[Items listed in a dataset]
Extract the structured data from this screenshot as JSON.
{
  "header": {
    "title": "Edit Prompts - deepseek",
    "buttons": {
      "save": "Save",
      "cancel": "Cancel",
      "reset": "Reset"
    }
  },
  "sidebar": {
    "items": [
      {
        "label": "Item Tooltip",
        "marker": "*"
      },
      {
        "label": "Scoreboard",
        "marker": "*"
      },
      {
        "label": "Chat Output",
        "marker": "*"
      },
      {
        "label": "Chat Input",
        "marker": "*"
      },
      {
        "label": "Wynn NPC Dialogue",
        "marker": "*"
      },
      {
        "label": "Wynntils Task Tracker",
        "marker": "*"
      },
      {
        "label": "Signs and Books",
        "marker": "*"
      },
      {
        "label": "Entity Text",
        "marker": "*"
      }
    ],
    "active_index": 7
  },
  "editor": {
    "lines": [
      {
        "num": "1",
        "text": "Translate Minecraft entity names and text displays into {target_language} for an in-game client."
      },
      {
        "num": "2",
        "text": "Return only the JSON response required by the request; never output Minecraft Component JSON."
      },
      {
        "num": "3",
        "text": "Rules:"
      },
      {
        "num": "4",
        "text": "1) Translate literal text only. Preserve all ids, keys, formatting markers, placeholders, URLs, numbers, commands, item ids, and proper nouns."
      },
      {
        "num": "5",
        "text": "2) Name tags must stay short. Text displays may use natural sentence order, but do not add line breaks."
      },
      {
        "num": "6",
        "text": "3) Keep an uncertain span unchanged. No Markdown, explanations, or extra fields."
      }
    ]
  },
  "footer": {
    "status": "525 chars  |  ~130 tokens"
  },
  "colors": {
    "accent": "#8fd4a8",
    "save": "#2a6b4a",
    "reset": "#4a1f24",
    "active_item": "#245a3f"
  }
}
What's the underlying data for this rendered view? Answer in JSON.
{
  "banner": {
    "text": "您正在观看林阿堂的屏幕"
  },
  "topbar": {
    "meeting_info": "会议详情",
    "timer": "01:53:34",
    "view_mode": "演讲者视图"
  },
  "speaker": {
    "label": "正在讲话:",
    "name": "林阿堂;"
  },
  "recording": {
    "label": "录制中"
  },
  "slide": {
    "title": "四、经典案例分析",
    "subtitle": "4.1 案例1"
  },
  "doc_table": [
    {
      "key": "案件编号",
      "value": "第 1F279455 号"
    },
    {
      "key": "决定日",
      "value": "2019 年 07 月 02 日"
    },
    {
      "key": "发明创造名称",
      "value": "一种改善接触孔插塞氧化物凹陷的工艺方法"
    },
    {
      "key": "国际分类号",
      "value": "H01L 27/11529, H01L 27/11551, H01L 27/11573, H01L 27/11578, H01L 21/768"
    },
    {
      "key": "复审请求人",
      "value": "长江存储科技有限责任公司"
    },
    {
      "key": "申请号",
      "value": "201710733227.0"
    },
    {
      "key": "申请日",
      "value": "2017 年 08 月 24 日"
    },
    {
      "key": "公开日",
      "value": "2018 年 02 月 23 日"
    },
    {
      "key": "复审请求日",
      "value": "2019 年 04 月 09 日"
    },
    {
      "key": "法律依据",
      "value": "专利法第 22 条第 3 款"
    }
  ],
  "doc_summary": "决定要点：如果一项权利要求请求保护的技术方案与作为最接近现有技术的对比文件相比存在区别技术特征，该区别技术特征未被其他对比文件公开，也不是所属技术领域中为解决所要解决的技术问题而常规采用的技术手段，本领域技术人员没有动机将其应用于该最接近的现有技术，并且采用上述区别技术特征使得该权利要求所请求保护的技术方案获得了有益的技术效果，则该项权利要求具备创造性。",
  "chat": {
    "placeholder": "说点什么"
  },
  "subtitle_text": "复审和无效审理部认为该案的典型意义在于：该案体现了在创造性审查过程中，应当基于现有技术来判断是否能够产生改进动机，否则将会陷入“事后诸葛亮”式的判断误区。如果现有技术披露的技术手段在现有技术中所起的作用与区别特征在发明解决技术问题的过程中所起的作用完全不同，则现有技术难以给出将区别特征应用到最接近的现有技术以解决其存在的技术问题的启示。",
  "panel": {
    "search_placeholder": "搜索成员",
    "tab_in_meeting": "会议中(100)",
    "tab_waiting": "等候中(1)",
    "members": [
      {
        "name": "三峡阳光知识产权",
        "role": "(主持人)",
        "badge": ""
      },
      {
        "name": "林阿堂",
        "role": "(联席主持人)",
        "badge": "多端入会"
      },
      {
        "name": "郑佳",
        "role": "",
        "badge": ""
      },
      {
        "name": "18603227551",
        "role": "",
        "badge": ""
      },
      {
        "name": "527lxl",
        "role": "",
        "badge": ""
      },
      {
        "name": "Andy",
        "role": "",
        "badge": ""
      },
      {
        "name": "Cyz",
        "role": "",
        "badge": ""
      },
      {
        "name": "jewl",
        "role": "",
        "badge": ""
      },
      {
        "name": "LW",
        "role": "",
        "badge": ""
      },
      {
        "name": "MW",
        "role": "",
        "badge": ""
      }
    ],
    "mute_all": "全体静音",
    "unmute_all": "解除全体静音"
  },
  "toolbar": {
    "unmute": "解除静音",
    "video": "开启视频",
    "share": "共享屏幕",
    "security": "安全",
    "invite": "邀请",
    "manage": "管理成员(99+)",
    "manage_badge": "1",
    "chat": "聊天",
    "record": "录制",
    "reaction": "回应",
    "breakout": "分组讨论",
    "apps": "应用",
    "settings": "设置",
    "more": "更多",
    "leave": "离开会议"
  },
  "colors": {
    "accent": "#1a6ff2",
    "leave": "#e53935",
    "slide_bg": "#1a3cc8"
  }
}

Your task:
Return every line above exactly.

Solution to this exercise:
Extract the structured data from this screenshot as JSON.
{
  "header": {
    "title": "Edit Prompts - deepseek",
    "buttons": {
      "save": "Save",
      "cancel": "Cancel",
      "reset": "Reset"
    }
  },
  "sidebar": {
    "items": [
      {
        "label": "Item Tooltip",
        "marker": "*"
      },
      {
        "label": "Scoreboard",
        "marker": "*"
      },
      {
        "label": "Chat Output",
        "marker": "*"
      },
      {
        "label": "Chat Input",
        "marker": "*"
      },
      {
        "label": "Wynn NPC Dialogue",
        "marker": "*"
      },
      {
        "label": "Wynntils Task Tracker",
        "marker": "*"
      },
      {
        "label": "Signs and Books",
        "marker": "*"
      },
      {
        "label": "Entity Text",
        "marker": "*"
      }
    ],
    "active_index": 7
  },
  "editor": {
    "lines": [
      {
        "num": "1",
        "text": "Translate Minecraft entity names and text displays into {target_language} for an in-game client."
      },
      {
        "num": "2",
        "text": "Return only the JSON response required by the request; never output Minecraft Component JSON."
      },
      {
        "num": "3",
        "text": "Rules:"
      },
      {
        "num": "4",
        "text": "1) Translate literal text only. Preserve all ids, keys, formatting markers, placeholders, URLs, numbers, commands, item ids, and proper nouns."
      },
      {
        "num": "5",
        "text": "2) Name tags must stay short. Text displays may use natural sentence order, but do not add line breaks."
      },
      {
        "num": "6",
        "text": "3) Keep an uncertain span unchanged. No Markdown, explanations, or extra fields."
      }
    ]
  },
  "footer": {
    "status": "525 chars  |  ~130 tokens"
  },
  "colors": {
    "accent": "#8fd4a8",
    "save": "#2a6b4a",
    "reset": "#4a1f24",
    "active_item": "#245a3f"
  }
}
What's the underlying data for this rendered view? Answer in JSON.
{
  "banner": {
    "text": "您正在观看林阿堂的屏幕"
  },
  "topbar": {
    "meeting_info": "会议详情",
    "timer": "01:53:34",
    "view_mode": "演讲者视图"
  },
  "speaker": {
    "label": "正在讲话:",
    "name": "林阿堂;"
  },
  "recording": {
    "label": "录制中"
  },
  "slide": {
    "title": "四、经典案例分析",
    "subtitle": "4.1 案例1"
  },
  "doc_table": [
    {
      "key": "案件编号",
      "value": "第 1F279455 号"
    },
    {
      "key": "决定日",
      "value": "2019 年 07 月 02 日"
    },
    {
      "key": "发明创造名称",
      "value": "一种改善接触孔插塞氧化物凹陷的工艺方法"
    },
    {
      "key": "国际分类号",
      "value": "H01L 27/11529, H01L 27/11551, H01L 27/11573, H01L 27/11578, H01L 21/768"
    },
    {
      "key": "复审请求人",
      "value": "长江存储科技有限责任公司"
    },
    {
      "key": "申请号",
      "value": "201710733227.0"
    },
    {
      "key": "申请日",
      "value": "2017 年 08 月 24 日"
    },
    {
      "key": "公开日",
      "value": "2018 年 02 月 23 日"
    },
    {
      "key": "复审请求日",
      "value": "2019 年 04 月 09 日"
    },
    {
      "key": "法律依据",
      "value": "专利法第 22 条第 3 款"
    }
  ],
  "doc_summary": "决定要点：如果一项权利要求请求保护的技术方案与作为最接近现有技术的对比文件相比存在区别技术特征，该区别技术特征未被其他对比文件公开，也不是所属技术领域中为解决所要解决的技术问题而常规采用的技术手段，本领域技术人员没有动机将其应用于该最接近的现有技术，并且采用上述区别技术特征使得该权利要求所请求保护的技术方案获得了有益的技术效果，则该项权利要求具备创造性。",
  "chat": {
    "placeholder": "说点什么"
  },
  "subtitle_text": "复审和无效审理部认为该案的典型意义在于：该案体现了在创造性审查过程中，应当基于现有技术来判断是否能够产生改进动机，否则将会陷入“事后诸葛亮”式的判断误区。如果现有技术披露的技术手段在现有技术中所起的作用与区别特征在发明解决技术问题的过程中所起的作用完全不同，则现有技术难以给出将区别特征应用到最接近的现有技术以解决其存在的技术问题的启示。",
  "panel": {
    "search_placeholder": "搜索成员",
    "tab_in_meeting": "会议中(100)",
    "tab_waiting": "等候中(1)",
    "members": [
      {
        "name": "三峡阳光知识产权",
        "role": "(主持人)",
        "badge": ""
      },
      {
        "name": "林阿堂",
        "role": "(联席主持人)",
        "badge": "多端入会"
      },
      {
        "name": "郑佳",
        "role": "",
        "badge": ""
      },
      {
        "name": "18603227551",
        "role": "",
        "badge": ""
      },
      {
        "name": "527lxl",
        "role": "",
        "badge": ""
      },
      {
        "name": "Andy",
        "role": "",
        "badge": ""
      },
      {
        "name": "Cyz",
        "role": "",
        "badge": ""
      },
      {
        "name": "jewl",
        "role": "",
        "badge": ""
      },
      {
        "name": "LW",
        "role": "",
        "badge": ""
      },
      {
        "name": "MW",
        "role": "",
        "badge": ""
      }
    ],
    "mute_all": "全体静音",
    "unmute_all": "解除全体静音"
  },
  "toolbar": {
    "unmute": "解除静音",
    "video": "开启视频",
    "share": "共享屏幕",
    "security": "安全",
    "invite": "邀请",
    "manage": "管理成员(99+)",
    "manage_badge": "1",
    "chat": "聊天",
    "record": "录制",
    "reaction": "回应",
    "breakout": "分组讨论",
    "apps": "应用",
    "settings": "设置",
    "more": "更多",
    "leave": "离开会议"
  },
  "colors": {
    "accent": "#1a6ff2",
    "leave": "#e53935",
    "slide_bg": "#1a3cc8"
  }
}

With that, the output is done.